Women have long been underrepresented in the trucking industry—accounting for just 6 percent of the commercial truck driver workforce, according to government statistics—but a high school in California is doing its bit to change that. Patterson High School, located about 90 miles east of San Francisco, is actively working to promote trucking to a younger audience, with a special emphasis on inspiring the next generation of female drivers. As part of that push, the school opened a truck-driving program for its students and the general community in February.
Those efforts are starting to pay off. Two young women, Leilani and Cheyenne, have already expressed interest in a career in trucking. As a senior, Leilani is currently enrolled in the high school trucking program, while Cheyenne, a junior, is enrolled in the school's supply chain and logistics management class and will join the trucking program next year.

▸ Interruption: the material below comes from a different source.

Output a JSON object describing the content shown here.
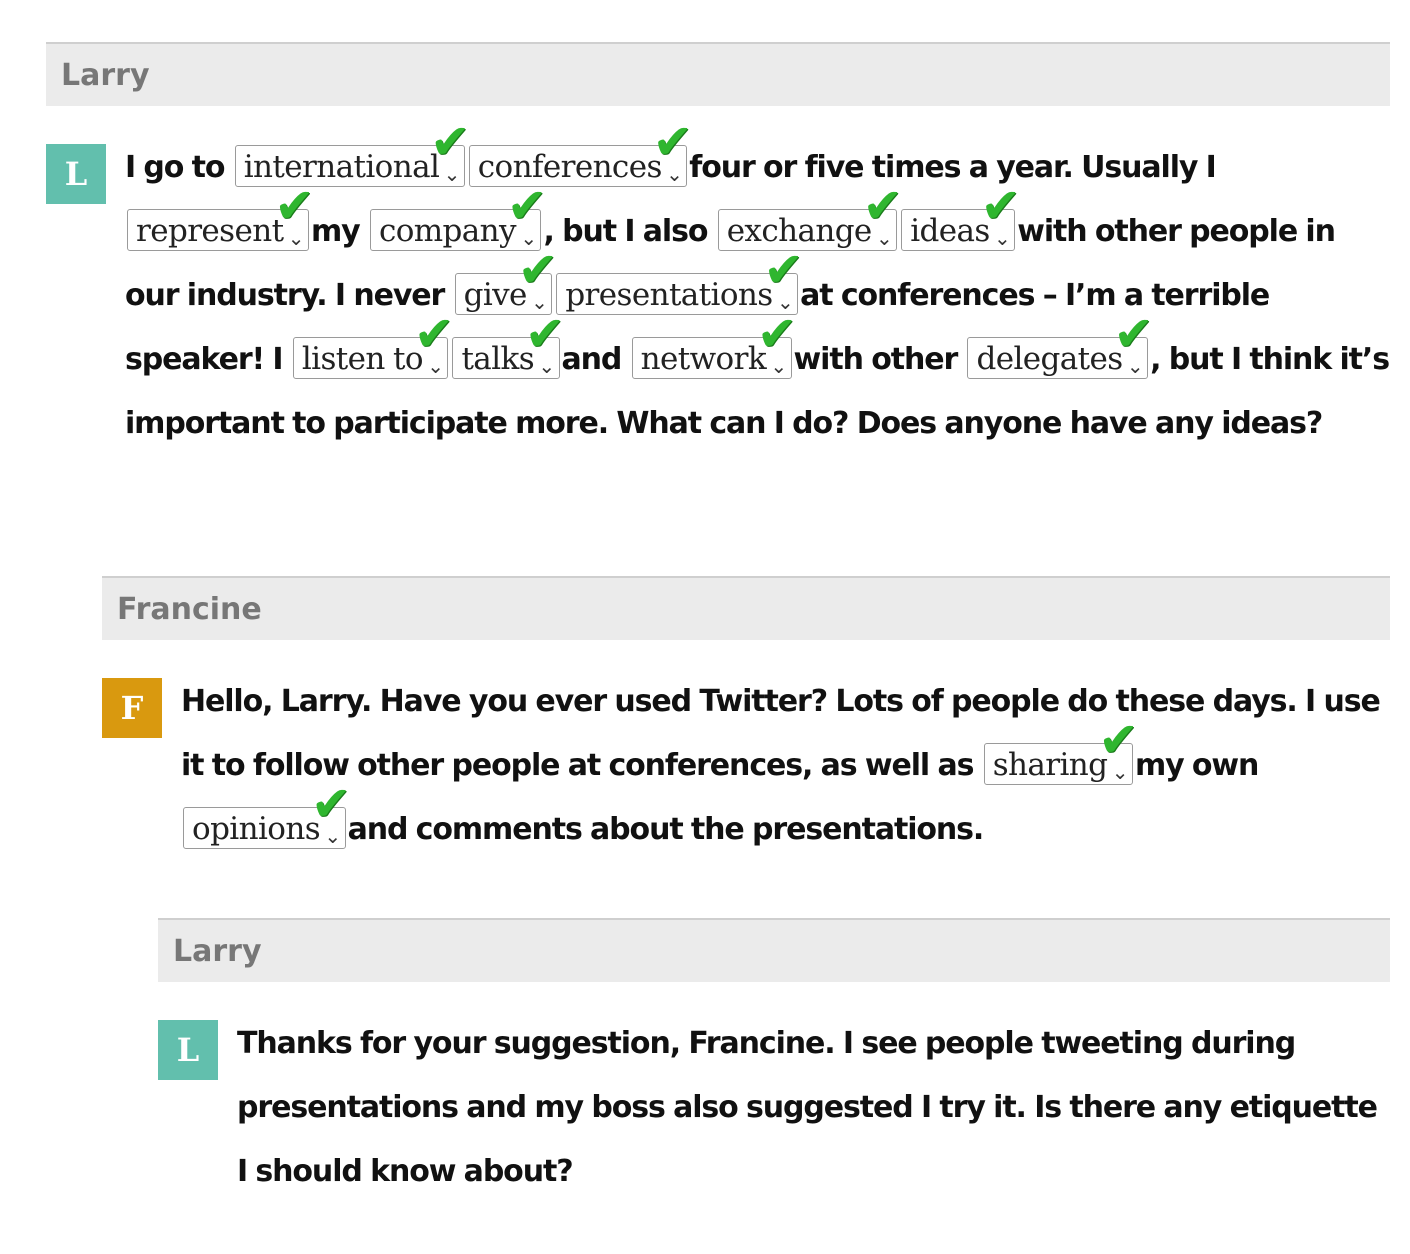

"It takes great courage and grit to choose to be the first at anything, and I have utmost respect for Leilani [for choosing] to pursue a career in this male-dominated industry, and I will do everything I can to support her," Dave Dein, the school's commercial driver's license (CDL) coordinator and instructor, told the Patterson Irrigator, a local newspaper. Dein has already made good on that promise. This fall, he organized a successful GoFundMe campaign to raise money to send the two young women to the Women In Trucking conference in November.